You’ve seen it, you’ve heard of it, you’ve dealt with it: Momnesia—that period of memory lapses and fuzzy thinking that follow giving birth.
A bunch of neurologists who study postpartum moms have discovered what anyone who’s ever pushed out a baby can tell you: babies cause you to lose your mind and everything that goes with it—your car keys, your wallet, your shoes and even your other kid.
When my first was 3-months-old, I loaded her into her car seat and drove to the nearest drugstore. I got out of the car, locked it and walked into the store. About 30 seconds later, I realized three things: I’d left the baby in the car, the car was locked, and I didn’t have the car keys. In fact, as I ran back to the car, I realized the engine was still running. The only thing I did right was putting the car in park.
Can you say mommy freak-out? The baby was asleep, thank God, and it was November (i.e., she wasn’t going to die of heat exhaustion within minutes). This was in the days before ubiquitous cell phones. So calling my spouse to tell him I was an idiot who’d just locked his firstborn in a running car, and could he please come bail me out, wasn’t my first option.
I ran back into the store. I told the clerk what happened, trying not to hyperventilate while watching out the window for potential baby snatchers. The clerk reached under the counter and pulled out a rigged coat hanger.
“Happens all the time,” he said. “Well, not with the baby and the engine running, but …”
My circa 1986 Honda Accord was amenable to being jimmied with a coat hanger, so my baby was only in the car by herself for a few minutes. Those minutes were not as excruciatingly long as the ones when we lost our 4-year-old son in the Atlanta airport (another column one day), but they were none-the-less longer, by far, than your typical 60 seconds.
While Momnesia can be dangerous (see above), scientists say there’s actually a biological benefit to losing one’s mind. Basically, new moms use every ounce of available brain power making sure their offspring survive. Your brain can handle only so much at a time. When you’re learning (or relearning) how to take care of a newborn, it’s difficult to focus on other complex learning, or remember where you left your car keys. All your energy, like it or not, has been taken over by the biological imperative of protecting the next generation. Many pediatricians will tell you that they trust a mother’s instincts about whether or not there is something wrong with her baby, regardless of that baby’s symptoms.
Enviro-spouse was always amazed that, even though I couldn’t tell him what I’d had for lunch on a given day, I could recite the baby’s exact eating, sleeping and pooping schedule going back several days. I could describe the consistency, weight and number of wet diapers.

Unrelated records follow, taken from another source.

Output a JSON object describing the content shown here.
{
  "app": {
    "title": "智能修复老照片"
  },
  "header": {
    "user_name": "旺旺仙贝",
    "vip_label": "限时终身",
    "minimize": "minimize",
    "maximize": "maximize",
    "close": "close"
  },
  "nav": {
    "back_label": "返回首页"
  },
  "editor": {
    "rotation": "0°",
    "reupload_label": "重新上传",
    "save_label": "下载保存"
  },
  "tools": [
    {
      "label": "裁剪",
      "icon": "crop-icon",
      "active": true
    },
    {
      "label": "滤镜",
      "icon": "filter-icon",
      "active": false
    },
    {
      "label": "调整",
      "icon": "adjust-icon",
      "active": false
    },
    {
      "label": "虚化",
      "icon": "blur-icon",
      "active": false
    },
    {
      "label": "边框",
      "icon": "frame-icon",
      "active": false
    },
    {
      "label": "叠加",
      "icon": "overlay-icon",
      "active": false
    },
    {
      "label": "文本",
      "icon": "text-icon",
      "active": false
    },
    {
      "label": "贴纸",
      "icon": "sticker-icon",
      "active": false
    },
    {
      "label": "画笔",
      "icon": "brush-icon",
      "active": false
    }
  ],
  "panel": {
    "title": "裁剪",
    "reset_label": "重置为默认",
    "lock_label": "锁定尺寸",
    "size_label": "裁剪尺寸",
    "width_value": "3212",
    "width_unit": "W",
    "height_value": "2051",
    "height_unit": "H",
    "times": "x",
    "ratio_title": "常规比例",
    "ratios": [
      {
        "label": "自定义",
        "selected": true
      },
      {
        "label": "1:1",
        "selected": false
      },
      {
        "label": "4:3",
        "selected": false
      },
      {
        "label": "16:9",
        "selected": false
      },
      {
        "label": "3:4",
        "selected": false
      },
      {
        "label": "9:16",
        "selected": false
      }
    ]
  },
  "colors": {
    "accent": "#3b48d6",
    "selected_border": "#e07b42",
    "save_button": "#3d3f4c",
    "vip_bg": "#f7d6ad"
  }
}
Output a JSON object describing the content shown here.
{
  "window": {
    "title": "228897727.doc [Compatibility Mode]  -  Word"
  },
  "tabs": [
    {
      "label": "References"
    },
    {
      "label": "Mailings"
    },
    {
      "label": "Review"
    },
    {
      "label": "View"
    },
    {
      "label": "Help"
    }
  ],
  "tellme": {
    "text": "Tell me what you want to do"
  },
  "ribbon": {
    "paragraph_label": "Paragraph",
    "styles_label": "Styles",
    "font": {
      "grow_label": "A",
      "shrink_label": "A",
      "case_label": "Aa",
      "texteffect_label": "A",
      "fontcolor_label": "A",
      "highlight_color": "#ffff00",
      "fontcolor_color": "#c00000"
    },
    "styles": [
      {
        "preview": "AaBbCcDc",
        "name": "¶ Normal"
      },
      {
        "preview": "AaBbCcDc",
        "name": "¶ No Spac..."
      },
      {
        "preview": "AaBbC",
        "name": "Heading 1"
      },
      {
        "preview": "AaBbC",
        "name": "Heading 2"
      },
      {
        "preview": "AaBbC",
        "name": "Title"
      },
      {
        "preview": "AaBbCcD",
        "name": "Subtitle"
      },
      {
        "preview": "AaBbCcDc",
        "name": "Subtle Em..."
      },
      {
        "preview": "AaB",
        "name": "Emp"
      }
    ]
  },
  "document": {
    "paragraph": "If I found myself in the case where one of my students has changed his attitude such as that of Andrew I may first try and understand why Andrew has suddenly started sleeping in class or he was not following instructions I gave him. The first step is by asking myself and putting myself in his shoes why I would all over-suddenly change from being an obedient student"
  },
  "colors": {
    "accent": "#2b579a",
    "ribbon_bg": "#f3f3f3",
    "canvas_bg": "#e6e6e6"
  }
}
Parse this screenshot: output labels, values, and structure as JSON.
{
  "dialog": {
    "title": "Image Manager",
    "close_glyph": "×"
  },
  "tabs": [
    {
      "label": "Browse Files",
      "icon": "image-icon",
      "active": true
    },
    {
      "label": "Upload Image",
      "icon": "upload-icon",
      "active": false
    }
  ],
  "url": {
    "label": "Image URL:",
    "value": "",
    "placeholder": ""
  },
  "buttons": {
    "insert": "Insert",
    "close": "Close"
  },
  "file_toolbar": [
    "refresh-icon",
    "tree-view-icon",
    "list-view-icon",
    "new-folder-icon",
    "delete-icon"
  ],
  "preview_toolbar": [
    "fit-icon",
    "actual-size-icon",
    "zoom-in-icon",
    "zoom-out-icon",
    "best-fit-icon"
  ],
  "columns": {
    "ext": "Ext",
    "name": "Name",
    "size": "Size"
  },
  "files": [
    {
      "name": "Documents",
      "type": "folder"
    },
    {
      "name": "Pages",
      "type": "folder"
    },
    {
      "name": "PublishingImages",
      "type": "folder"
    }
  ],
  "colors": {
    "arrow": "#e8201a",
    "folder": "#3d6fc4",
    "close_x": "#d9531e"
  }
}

I knew exactly how many times she nursed, how many minutes she slept and how often she made eye contact with the cat. I couldn’t remember my husband’s birthday, but I knew exactly when our baby next needed to eat.
The good news is that, as the baby grows older and stops needing around-the-clock care, and the birthing hormones stabilize, Momnesia fades. A pediatric cardiologist once told me it takes about four years after giving birth for the brain’s connections to return to normal. Although I suspect that, like my hip joints, my brain won’t ever quite be the same.
But that’s OK. Now I have two kids who often remember what I don’t. Like not to leave them locked in the car with the engine running.